Fyre Festival, which was marketed as a luxury music festival on a private island, full of models and elites alike, became notorious as one of the greatest viral scams of 2017. On January 18 of this year, Netflix released their newest documentary, Fyre, rehashing the scandal that led to the six-year imprisonment of a top organizer, multiple lawsuits, and millions of dollars squandered. Thus far, the film has received a 92% rating on Rotten Tomatoes.
The documentary begins with the conception, marketing, and exponential rise of the festival. It was initially created to promote Fyre’s talent booking app. Co-owners of the company, young entrepreneur Billy McFarland and rapper Ja Rule, chose to market it as a music festival for elites, with luxury accommodations, quality food, and an incredible musical lineup. Headlining acts included Blink-182, Migos and Major Lazer. Promotional footage featured top models such as Hailey Baldwin, Bella Hadid, and Emily Ratajkowski. The image organizers cultivated was something out of a dream. Instead, festival goers found themselves in a nightmare à la the Grapes of Wrath.
The documentary particularly focuses on the power of influencer-based marketing and the impact they intended their footage to have on the average person. They sought to cultivate an image of exclusivity and luxury while dangling its attainability for the average individual as the light at the end of the tunnel. Ironically, the festival was never attainable, to begin with as organizers attempted to deliver on the bold claims made in adverts, let alone the standards necessary for a festival, within a few weeks.
Rather than luxury villas, attendees found sopping wet tents set up in a gravel lot. The tents themselves were leftover shelters from previous hurricane relief. Organization and information were nonexistent. And rather than the gourmet food that was promised, attendees were treated to slices of cheese on bread. The image of that meal went viral on Twitter, with thousands watching the disaster of the festival unfold as attendees voiced their anger and dissatisfaction on other social media platforms. The festival was quickly "postponed." Flights were then cancelled, attendees inundated the local airport, and local workers sought after the pay they never received.
Following the conception and marketing stage, Director Chris Smith guides the storyline towards the panic among organizers as failure becomes apparent, the event and the social media storm, and the disastrous aftermath.

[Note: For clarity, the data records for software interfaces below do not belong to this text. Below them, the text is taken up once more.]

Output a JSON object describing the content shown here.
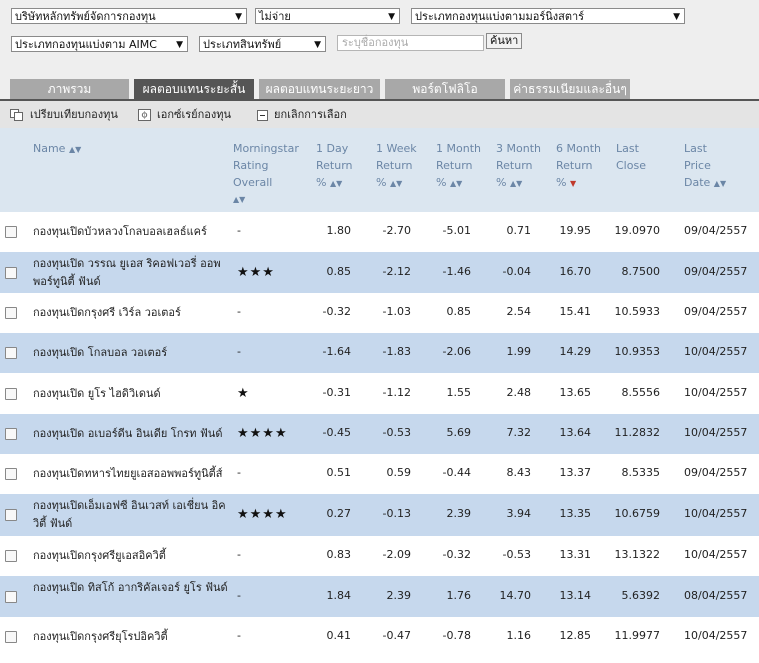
{
  "filters": {
    "company": "บริษัทหลักทรัพย์จัดการกองทุน",
    "dividend": "ไม่จ่าย",
    "morningstar_type": "ประเภทกองทุนแบ่งตามมอร์นิ่งสตาร์",
    "aimc_type": "ประเภทกองทุนแบ่งตาม AIMC",
    "asset_type": "ประเภทสินทรัพย์",
    "search_placeholder": "ระบุชื่อกองทุน",
    "search_button": "ค้นหา"
  },
  "tabs": [
    {
      "label": "ภาพรวม",
      "active": false
    },
    {
      "label": "ผลตอบแทนระยะสั้น",
      "active": true
    },
    {
      "label": "ผลตอบแทนระยะยาว",
      "active": false
    },
    {
      "label": "พอร์ตโฟลิโอ",
      "active": false
    },
    {
      "label": "ค่าธรรมเนียมและอื่นๆ",
      "active": false
    }
  ],
  "toolbar": {
    "compare": "เปรียบเทียบกองทุน",
    "export": "เอกซ์เรย์กองทุน",
    "clear": "ยกเลิกการเลือก"
  },
  "columns": {
    "name": "Name",
    "rating": [
      "Morningstar",
      "Rating",
      "Overall"
    ],
    "d1": [
      "1 Day",
      "Return",
      "%"
    ],
    "w1": [
      "1 Week",
      "Return",
      "%"
    ],
    "m1": [
      "1 Month",
      "Return",
      "%"
    ],
    "m3": [
      "3 Month",
      "Return",
      "%"
    ],
    "m6": [
      "6 Month",
      "Return",
      "%"
    ],
    "close": [
      "Last",
      "Close"
    ],
    "date": [
      "Last",
      "Price",
      "Date"
    ]
  },
  "rows": [
    {
      "name": "กองทุนเปิดบัวหลวงโกลบอลเฮลธ์แคร์",
      "rating": "-",
      "d1": "1.80",
      "w1": "-2.70",
      "m1": "-5.01",
      "m3": "0.71",
      "m6": "19.95",
      "close": "19.0970",
      "date": "09/04/2557"
    },
    {
      "name": "กองทุนเปิด วรรณ ยูเอส ริคอฟเวอรี่ ออพพอร์ทูนิตี้ ฟันด์",
      "rating": "★★★",
      "d1": "0.85",
      "w1": "-2.12",
      "m1": "-1.46",
      "m3": "-0.04",
      "m6": "16.70",
      "close": "8.7500",
      "date": "09/04/2557"
    },
    {
      "name": "กองทุนเปิดกรุงศรี เวิร์ล วอเตอร์",
      "rating": "-",
      "d1": "-0.32",
      "w1": "-1.03",
      "m1": "0.85",
      "m3": "2.54",
      "m6": "15.41",
      "close": "10.5933",
      "date": "09/04/2557"
    },
    {
      "name": "กองทุนเปิด โกลบอล วอเตอร์",
      "rating": "-",
      "d1": "-1.64",
      "w1": "-1.83",
      "m1": "-2.06",
      "m3": "1.99",
      "m6": "14.29",
      "close": "10.9353",
      "date": "10/04/2557"
    },
    {
      "name": "กองทุนเปิด ยูโร ไฮดิวิเดนด์",
      "rating": "★",
      "d1": "-0.31",
      "w1": "-1.12",
      "m1": "1.55",
      "m3": "2.48",
      "m6": "13.65",
      "close": "8.5556",
      "date": "10/04/2557"
    },
    {
      "name": "กองทุนเปิด อเบอร์ดีน อินเดีย โกรท ฟันด์",
      "rating": "★★★★",
      "d1": "-0.45",
      "w1": "-0.53",
      "m1": "5.69",
      "m3": "7.32",
      "m6": "13.64",
      "close": "11.2832",
      "date": "10/04/2557"
    },
    {
      "name": "กองทุนเปิดทหารไทยยูเอสออพพอร์ทูนิตี้ส์",
      "rating": "-",
      "d1": "0.51",
      "w1": "0.59",
      "m1": "-0.44",
      "m3": "8.43",
      "m6": "13.37",
      "close": "8.5335",
      "date": "09/04/2557"
    },
    {
      "name": "กองทุนเปิดเอ็มเอฟซี อินเวสท์ เอเชี่ยน อิควิตี้ ฟันด์",
      "rating": "★★★★",
      "d1": "0.27",
      "w1": "-0.13",
      "m1": "2.39",
      "m3": "3.94",
      "m6": "13.35",
      "close": "10.6759",
      "date": "10/04/2557"
    },
    {
      "name": "กองทุนเปิดกรุงศรียูเอสอิควิตี้",
      "rating": "-",
      "d1": "0.83",
      "w1": "-2.09",
      "m1": "-0.32",
      "m3": "-0.53",
      "m6": "13.31",
      "close": "13.1322",
      "date": "10/04/2557"
    },
    {
      "name": "กองทุนเปิด ทิสโก้ อากริคัลเจอร์ ยูโร ฟันด์",
      "rating": "-",
      "d1": "1.84",
      "w1": "2.39",
      "m1": "1.76",
      "m3": "14.70",
      "m6": "13.14",
      "close": "5.6392",
      "date": "08/04/2557"
    },
    {
      "name": "กองทุนเปิดกรุงศรียุโรปอิควิตี้",
      "rating": "-",
      "d1": "0.41",
      "w1": "-0.47",
      "m1": "-0.78",
      "m3": "1.16",
      "m6": "12.85",
      "close": "11.9977",
      "date": "10/04/2557"
    }
  ]
}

The central character of the documentary is McFarland, who is currently serving a six-year jail sentence after pleading guilty to fraud earlier this year. The documentary briefly touched on his history of fraudulent ventures, such as Magnises. The business was centred on a card subscription service with lofty claims, many of which he failed to deliver.
Smith paints him as the charismatic conductor of his own destruction as McFarland flippantly ignores the warnings of his team members and doggedly pursues a facade of success and luxury in his quest to finagle further funds for the festival.
Interviewees describe McFarland as an "operational sociopath" whose inherent charm and incessant positivity allows him to "sell anything." Among the poignant moments in the documentary is event producer Andy King's recollection of McFarland asking King to "take one for the team" and perform oral sex on a customs agent so as to bypass payment for the import fee for the event's water supply.
Maryann Rolle, local restaurant owner and last-minute caterer of the event, sat for a tearful interview in which she described the pain and abandonment she felt in the hands of organizers and McFarland. She was forced to spend $50,000 (£38,136) of her own savings to pay the employees who aided her with the event. Since the documentaries release, she’s posted a GoFundMe page to which sympathetic audiences have donated $211,809 since January 14.
As the film's tagline boasts, Fyre Festival holds fast the crown of "the greatest party that never happened."